▶ [EXERCISE DETAILS] For each line in the material below that holds "this", copy that line.

------ RECORDS SHOWN

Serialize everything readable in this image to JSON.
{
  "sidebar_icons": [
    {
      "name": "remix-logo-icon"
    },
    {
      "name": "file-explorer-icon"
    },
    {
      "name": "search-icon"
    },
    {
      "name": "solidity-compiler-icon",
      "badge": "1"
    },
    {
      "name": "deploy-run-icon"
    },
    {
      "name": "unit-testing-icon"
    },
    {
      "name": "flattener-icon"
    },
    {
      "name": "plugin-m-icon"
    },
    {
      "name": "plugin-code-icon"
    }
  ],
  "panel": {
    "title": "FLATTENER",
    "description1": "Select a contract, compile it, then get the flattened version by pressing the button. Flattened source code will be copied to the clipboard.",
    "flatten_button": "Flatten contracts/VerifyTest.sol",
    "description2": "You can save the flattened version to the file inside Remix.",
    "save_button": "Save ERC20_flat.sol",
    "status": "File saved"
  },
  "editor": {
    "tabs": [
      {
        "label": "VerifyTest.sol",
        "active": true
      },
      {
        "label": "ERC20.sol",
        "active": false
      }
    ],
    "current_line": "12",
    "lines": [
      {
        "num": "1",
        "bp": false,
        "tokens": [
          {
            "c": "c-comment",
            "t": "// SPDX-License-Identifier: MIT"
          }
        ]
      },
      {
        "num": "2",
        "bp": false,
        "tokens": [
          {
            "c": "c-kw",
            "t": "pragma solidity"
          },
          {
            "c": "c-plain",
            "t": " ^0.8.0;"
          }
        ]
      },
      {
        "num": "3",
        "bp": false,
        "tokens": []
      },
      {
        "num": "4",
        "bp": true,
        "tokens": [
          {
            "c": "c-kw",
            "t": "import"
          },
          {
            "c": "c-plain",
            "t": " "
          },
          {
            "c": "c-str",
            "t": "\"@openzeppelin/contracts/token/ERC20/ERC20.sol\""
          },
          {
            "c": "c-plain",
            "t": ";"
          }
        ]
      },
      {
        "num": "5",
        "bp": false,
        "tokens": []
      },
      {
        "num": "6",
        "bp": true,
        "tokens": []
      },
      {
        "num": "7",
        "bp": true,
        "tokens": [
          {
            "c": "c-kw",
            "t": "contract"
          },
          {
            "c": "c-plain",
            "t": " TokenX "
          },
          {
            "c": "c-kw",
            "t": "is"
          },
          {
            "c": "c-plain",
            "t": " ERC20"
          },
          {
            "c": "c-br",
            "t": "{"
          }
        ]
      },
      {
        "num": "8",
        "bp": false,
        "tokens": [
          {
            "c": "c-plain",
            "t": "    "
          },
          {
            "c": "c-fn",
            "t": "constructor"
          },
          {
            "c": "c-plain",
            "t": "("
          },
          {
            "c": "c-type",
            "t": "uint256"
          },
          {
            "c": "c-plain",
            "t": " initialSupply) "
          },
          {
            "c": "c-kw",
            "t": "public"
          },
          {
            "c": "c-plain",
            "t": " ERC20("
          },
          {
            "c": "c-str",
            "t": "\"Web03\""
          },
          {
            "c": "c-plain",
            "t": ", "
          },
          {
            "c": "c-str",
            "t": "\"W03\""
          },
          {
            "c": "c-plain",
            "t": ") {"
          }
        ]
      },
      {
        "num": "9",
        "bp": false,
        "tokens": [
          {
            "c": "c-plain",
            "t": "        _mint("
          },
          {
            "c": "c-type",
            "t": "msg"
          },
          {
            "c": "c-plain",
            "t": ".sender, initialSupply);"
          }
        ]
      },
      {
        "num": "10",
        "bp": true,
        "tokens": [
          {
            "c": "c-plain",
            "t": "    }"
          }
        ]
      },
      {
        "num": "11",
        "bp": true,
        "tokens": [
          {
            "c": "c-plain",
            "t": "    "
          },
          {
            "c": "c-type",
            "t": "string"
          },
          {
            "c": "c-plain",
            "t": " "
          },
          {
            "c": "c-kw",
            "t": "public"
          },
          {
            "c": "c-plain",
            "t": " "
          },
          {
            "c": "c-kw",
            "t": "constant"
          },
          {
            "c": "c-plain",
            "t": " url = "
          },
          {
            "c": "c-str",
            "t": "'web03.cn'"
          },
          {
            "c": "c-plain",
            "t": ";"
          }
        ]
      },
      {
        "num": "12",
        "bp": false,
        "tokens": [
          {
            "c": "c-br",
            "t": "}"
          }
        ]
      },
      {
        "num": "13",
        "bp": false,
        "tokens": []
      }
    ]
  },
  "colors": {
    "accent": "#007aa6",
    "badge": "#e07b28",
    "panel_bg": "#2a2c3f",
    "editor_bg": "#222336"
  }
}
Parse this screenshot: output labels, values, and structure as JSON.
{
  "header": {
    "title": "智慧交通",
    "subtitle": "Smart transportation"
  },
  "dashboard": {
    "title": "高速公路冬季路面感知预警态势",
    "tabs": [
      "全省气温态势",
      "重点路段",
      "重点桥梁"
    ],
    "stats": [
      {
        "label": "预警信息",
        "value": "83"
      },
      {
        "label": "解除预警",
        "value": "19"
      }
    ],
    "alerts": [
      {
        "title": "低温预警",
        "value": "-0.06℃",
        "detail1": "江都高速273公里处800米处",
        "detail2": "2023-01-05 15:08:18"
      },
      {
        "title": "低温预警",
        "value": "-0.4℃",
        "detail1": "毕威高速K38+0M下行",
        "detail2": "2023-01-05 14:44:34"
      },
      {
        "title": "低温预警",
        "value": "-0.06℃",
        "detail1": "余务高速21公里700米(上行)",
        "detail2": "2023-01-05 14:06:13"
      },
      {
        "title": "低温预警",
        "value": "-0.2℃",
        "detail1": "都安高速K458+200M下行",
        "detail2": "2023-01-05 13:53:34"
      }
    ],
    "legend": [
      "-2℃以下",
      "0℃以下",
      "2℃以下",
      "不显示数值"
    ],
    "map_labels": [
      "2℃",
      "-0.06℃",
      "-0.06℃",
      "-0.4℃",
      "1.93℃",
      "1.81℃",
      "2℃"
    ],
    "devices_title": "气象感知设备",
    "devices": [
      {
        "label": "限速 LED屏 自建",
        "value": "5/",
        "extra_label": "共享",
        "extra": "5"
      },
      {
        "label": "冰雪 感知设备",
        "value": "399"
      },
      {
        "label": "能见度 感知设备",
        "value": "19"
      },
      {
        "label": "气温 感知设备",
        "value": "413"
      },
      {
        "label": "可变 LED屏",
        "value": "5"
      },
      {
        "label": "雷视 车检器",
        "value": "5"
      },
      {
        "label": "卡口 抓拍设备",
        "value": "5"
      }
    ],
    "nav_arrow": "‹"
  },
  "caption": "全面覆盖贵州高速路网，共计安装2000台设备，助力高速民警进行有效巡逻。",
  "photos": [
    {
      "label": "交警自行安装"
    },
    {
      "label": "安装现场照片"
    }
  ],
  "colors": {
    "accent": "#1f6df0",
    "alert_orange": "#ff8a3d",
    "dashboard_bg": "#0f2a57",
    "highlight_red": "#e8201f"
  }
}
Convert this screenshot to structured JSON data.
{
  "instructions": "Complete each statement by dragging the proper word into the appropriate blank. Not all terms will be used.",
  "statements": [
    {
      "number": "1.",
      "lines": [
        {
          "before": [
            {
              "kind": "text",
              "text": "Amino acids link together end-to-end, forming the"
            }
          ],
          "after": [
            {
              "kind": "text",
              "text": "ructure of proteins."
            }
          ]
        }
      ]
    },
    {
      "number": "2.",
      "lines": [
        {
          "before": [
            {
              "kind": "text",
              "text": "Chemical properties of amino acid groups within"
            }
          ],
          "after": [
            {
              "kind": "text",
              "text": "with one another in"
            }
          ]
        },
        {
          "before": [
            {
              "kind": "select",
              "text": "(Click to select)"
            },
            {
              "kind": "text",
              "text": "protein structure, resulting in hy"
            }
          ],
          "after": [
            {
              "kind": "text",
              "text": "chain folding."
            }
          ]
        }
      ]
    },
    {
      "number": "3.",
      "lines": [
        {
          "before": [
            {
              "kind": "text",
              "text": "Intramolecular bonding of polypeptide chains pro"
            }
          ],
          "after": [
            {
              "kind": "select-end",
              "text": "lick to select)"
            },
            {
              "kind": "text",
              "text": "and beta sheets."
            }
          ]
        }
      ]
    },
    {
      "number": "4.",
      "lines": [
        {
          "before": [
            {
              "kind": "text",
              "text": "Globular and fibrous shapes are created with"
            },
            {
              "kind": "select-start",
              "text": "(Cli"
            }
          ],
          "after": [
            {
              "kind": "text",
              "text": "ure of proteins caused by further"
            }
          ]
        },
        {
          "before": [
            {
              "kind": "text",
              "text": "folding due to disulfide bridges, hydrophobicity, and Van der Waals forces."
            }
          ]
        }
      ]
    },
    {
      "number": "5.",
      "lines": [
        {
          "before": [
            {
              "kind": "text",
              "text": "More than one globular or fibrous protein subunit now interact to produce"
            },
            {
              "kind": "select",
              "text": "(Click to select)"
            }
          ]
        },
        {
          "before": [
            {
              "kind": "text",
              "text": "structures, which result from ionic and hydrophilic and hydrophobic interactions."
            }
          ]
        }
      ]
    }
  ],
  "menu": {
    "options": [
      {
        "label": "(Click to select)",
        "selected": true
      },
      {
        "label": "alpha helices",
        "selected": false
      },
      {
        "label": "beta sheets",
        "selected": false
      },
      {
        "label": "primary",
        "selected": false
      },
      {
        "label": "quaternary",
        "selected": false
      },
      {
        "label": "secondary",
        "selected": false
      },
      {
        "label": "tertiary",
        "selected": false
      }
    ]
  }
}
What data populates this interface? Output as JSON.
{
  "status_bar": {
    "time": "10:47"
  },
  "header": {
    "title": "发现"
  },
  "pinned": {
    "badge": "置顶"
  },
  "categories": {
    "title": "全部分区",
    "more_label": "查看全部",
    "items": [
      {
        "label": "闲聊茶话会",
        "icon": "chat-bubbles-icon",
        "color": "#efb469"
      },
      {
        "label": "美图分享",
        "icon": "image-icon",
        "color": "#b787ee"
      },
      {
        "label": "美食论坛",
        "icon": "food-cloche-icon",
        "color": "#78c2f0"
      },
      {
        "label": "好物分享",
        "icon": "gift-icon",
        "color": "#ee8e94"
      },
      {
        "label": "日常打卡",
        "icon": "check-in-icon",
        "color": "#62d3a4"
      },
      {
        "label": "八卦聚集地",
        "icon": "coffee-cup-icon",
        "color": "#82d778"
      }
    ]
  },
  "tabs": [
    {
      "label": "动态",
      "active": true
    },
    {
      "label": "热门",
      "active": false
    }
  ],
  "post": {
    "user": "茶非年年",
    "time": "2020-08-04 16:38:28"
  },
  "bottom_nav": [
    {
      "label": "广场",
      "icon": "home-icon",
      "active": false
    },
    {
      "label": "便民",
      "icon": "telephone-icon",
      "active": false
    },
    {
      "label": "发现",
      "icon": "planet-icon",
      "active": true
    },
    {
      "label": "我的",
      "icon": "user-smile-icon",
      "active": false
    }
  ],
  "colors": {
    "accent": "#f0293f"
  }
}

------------

▶ [WORKED SOLUTION]
Serialize everything readable in this image to JSON.
Parse this screenshot: output labels, values, and structure as JSON.
Convert this screenshot to structured JSON data.
What data populates this interface? Output as JSON.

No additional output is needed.